[00:02:06] Building on what's already been said, one of my favorite constructs that I learned about this year is this idea of healthy selfishness, that it's healthy to do things like self care. It is actually like a real psychological construct. There's people out there measuring this and doing research on it and like it's OK to say, hey, I need some time for myself or I need a sick day. I saw someone in the chat said, like, I'm listening to you with our eyes closed and outside, like taking a date with myself. And like that it's OK to put your own oxygen mask on first. And normalizing that with starting at your senior leadership level, I think is really effective and important. If your CEO is saying like, hey, you know, I'm stressed out, too, and I need some time with my family or I need to take a Friday off and not work 90 hours this week. That's one of the things that can make it OK for other team members to model that same behavior.
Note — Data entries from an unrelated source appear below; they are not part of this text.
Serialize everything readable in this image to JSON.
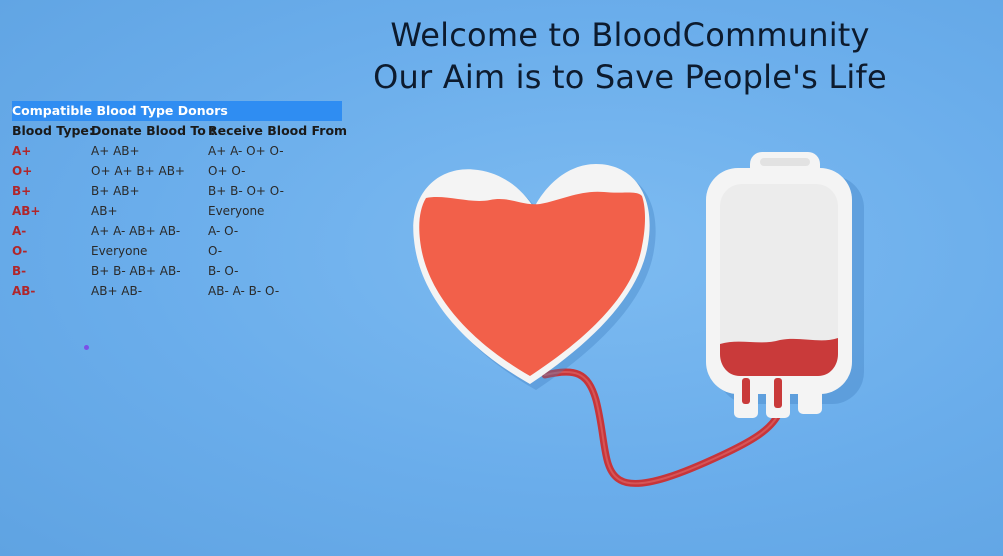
{
  "hero": {
    "line1": "Welcome to BloodCommunity",
    "line2": "Our Aim is to Save People's Life"
  },
  "table": {
    "caption": "Compatible Blood Type Donors",
    "headers": [
      "Blood Type:",
      "Donate Blood To :",
      "Receive Blood From"
    ],
    "rows": [
      {
        "type": "A+",
        "donate": "A+ AB+",
        "receive": "A+ A- O+ O-"
      },
      {
        "type": "O+",
        "donate": "O+ A+ B+ AB+",
        "receive": "O+ O-"
      },
      {
        "type": "B+",
        "donate": "B+ AB+",
        "receive": "B+ B- O+ O-"
      },
      {
        "type": "AB+",
        "donate": "AB+",
        "receive": "Everyone"
      },
      {
        "type": "A-",
        "donate": "A+ A- AB+ AB-",
        "receive": "A- O-"
      },
      {
        "type": "O-",
        "donate": "Everyone",
        "receive": "O-"
      },
      {
        "type": "B-",
        "donate": "B+ B- AB+ AB-",
        "receive": "B- O-"
      },
      {
        "type": "AB-",
        "donate": "AB+ AB-",
        "receive": "AB- A- B- O-"
      }
    ]
  },
  "colors": {
    "background": "#6fb0ea",
    "caption_bg": "#2f8df2",
    "blood_type_text": "#b0262a",
    "heart_red": "#f2604a",
    "bag_blood": "#c93a3a"
  },
  "icons": [
    "heart-icon",
    "blood-bag-icon",
    "tube-icon"
  ]
}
[00:03:03] You know, one of the things probably end of April, I realized that I was really tired and I was really exhausted. We sprinted in April to react to Cauvin and change plans and take care of our teams. And we did a sprint to release a free product for managers to figure out the well-being of their team. And I realized that I'm not afraid, but I was embarrassed of taking a day off for myself as a CEO of the company, because what what am I got? I'm not going anywhere. Right. I'm not going to break. I'm not going to a specific place. So this is going to be like, hey, I'm not going to work today. I'm wanna watch Netflix all day. And I realize that if I'm feeling that way, I can't imagine what my team how they feel about the permission they have to take it. And by the way, we're a self managed PTO policy. So like it's like take what you need and let us know and play with your manager, but like, take what you need. So that happen. And the next day we reviewed our own amplify results of our own team. We obviously use our own tools to understand that employee engagement, how our team is doing. And when a couple of drivers for us are low, it says burnout is about to happen. So there is a rest driver which we measure. And so rest was low, meaning I can't take time to come back refreshed and re energized. Competency was low. I don't think I can hit my goals in front of me. And there's a third one. I forgot what it was, but basically when those three are tied together, it just basically means burnout is about to happen because you don't think you can hit your goals. You're in. You're really tired. And so when you're like looking at a hill that, you know, you can't climb, but that you're, you know, it's not going to be OK if you don't climate. We decided to give everybody Fridays off at Amplify for the month of May and sort of force the company to shut down one day a week and figure out how to do customer calls and rescheduling those pieces. But the second thing that I think is more important is Jeff hit on this, which was it's not only mental when the job demands exceed our mental capacity. I think a big part of it that is understated is in our shared understanding is the emotional part of things, which is just emotional burnout. And I think for for what we have seen as is mindfulness organizations are investing in the mindfulness of the team, focusing on the positive. That is a contributor to a mindset that is more resilient. And so how do we grow resiliency as organizations? And resiliency is the ability we can challenge and tough, difficult stuff and somehow transmute it like change it, transform it, alkalis it into growth for ourselves. What an incredible organizational capacity for a team to have and for a person to have, which is the more shit we take in, the better we get that. That is incredible. And so how do we build more resiliency as individuals and as teams and its organizations? And I think the mindfulness and resiliency part of it are very much tied together since so much of who we are or not intellectual beings. But we are, I think at our core, more emotional beings than we give ourselves credit to, who at times have been civilized enough to use our heads more than our emotions.

[00:06:08] Thank you for joining this week's Bite Size Insights. Be sure to subscribe so you never miss an episode and give us your feedback at emplify.com/questions.